How does Ellen White incorporate this worship perspective into her third volume of the series—The Desire of Ages? Like a chiasm, the heart of the work is the most important, centering on desiring Jesus. She begins the book by declaring Jesus as the “Immanuel,” God with us, the image of God, the outshining of His glory. “It was to manifest this glory that He came to our world.”⁸ What is this glory? This is His glory: the light of His love, His radiant character.⁹
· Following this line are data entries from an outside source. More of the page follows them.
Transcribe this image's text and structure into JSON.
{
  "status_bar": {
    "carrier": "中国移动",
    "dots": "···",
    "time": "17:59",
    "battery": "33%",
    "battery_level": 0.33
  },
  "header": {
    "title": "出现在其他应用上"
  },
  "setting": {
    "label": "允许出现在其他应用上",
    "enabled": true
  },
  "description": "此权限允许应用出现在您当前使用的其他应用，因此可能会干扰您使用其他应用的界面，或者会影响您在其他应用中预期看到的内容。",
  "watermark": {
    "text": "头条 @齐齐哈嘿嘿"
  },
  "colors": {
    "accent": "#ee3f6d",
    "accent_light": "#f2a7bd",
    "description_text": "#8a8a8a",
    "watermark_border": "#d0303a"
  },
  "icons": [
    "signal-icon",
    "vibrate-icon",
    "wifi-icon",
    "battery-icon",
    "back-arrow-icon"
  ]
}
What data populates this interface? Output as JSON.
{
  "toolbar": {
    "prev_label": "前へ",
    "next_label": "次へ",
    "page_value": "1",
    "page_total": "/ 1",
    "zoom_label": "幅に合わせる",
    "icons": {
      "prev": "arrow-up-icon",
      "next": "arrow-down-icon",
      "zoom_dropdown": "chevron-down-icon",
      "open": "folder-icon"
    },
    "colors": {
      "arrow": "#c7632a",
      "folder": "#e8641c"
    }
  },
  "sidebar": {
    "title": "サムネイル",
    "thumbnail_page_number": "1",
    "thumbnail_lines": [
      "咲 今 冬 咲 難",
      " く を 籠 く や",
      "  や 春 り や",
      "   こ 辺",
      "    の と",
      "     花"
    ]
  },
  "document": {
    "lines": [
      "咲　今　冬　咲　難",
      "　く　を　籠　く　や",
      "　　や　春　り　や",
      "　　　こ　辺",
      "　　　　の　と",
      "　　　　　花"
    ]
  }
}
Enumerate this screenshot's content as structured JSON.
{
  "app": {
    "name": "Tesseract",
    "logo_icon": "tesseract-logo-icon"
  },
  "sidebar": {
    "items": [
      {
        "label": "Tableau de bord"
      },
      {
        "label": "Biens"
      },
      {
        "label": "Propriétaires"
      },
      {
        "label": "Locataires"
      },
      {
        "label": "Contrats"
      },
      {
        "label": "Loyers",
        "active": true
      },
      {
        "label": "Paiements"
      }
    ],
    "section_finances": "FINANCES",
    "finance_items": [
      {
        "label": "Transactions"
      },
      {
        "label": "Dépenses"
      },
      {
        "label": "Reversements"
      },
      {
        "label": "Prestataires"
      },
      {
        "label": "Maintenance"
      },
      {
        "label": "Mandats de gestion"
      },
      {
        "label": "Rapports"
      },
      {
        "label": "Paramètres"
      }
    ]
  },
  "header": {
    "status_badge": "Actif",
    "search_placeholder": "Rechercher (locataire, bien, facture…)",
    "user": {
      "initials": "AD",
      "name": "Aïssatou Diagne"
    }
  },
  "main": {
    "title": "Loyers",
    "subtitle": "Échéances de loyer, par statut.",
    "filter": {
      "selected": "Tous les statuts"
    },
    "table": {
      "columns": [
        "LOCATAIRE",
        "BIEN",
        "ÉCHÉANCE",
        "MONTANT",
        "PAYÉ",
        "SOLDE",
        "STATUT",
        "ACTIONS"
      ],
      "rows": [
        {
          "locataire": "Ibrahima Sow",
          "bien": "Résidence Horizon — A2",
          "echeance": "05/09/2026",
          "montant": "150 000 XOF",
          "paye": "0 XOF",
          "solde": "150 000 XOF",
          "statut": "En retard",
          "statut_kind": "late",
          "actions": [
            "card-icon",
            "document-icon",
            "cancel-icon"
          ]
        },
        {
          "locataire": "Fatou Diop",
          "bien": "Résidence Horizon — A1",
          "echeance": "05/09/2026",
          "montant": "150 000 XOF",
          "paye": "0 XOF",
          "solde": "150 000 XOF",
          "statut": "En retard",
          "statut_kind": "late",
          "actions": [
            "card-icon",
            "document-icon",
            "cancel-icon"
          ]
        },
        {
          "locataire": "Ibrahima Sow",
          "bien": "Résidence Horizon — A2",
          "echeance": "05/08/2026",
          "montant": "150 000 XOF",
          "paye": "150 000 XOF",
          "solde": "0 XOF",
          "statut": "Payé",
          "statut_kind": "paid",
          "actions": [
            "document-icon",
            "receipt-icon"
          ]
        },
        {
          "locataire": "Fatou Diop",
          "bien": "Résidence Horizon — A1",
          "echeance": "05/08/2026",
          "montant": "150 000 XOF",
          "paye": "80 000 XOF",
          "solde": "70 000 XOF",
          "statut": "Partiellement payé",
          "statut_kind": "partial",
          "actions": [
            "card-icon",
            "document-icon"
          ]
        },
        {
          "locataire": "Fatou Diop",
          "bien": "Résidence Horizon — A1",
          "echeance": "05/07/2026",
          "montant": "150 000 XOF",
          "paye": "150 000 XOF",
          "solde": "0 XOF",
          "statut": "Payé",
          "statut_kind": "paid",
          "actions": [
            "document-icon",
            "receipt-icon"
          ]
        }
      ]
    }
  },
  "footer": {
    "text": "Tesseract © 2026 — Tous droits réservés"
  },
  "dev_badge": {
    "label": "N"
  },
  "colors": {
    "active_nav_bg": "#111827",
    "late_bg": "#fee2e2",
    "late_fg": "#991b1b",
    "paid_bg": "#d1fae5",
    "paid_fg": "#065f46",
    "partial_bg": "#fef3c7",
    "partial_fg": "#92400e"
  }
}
Jesus came to praise the Father by revealing His benevolent character. He prayed for His disciples: “I have declared unto them Thy name”—“merciful and gracious, long-suffering, and abundant in goodness and truth”—“that the love wherewith Thou hast loved Me may be in them, and I in them.”¹⁰

Most important, Ellen White states the purpose of Christ’s mission was for worship. “Jesus had come to teach the meaning of the worship of God.”¹¹ Every miracle, every conflict, every act of mercy, was to reveal the glory of God, to inspire the desire and affection of human hearts toward God in worship.

I invite the global church to reconsider reading Ellen White through her own lens—Christ’s purpose on earth was to reveal God’s love so we would, in turn, love and desire Him. This is genuine worship. Furthermore, because our resurrected Lord lives, He gives us His Holy Spirit to enable and enliven our worship. He liberates our wills and quickens our affections. He draws us into His presence, stirring up in us a desire for Him.

Jesus has ever been the Desire of Ages. He asks you today, Will you desire Him over all else? Will you worship Him?

¹ James K. A. Smith, Desiring the Kingdom (Grand Rapids: Baker Academic, 2009), p. 51. See also James K. A. Smith, You Are What You Love (Grand Rapids: Brazos Press, 2016).
² The Seventh-day Adventist Hymnal (Washington, D.C.; Review and Herald Pub. Assn,. 1985), no. 489.
³ Ibid., no. 499.
⁴ Ellen G. White manuscript 20, 1892).
The Desire of Ages (Mountain View, Calif.: Pacific Press Pub. Assn., 1898, 1940)
⁶ Ellen G. White, The Great Controversy (Mountain View, Calif,: Pacific Press Pub. Assn., 1911), p. 678.
⁸ E. G. White, The Desire of Ages, p. 19.
⁹ Ellen G. White, Steps to Christ (Mountain View, Calif.: Pacific Press Pub. Assn., 1956), p. 10.
¹⁰ Ibid., p.19.
¹¹ E.G. White, The Desire of Ages, p. 84.

David A. Williams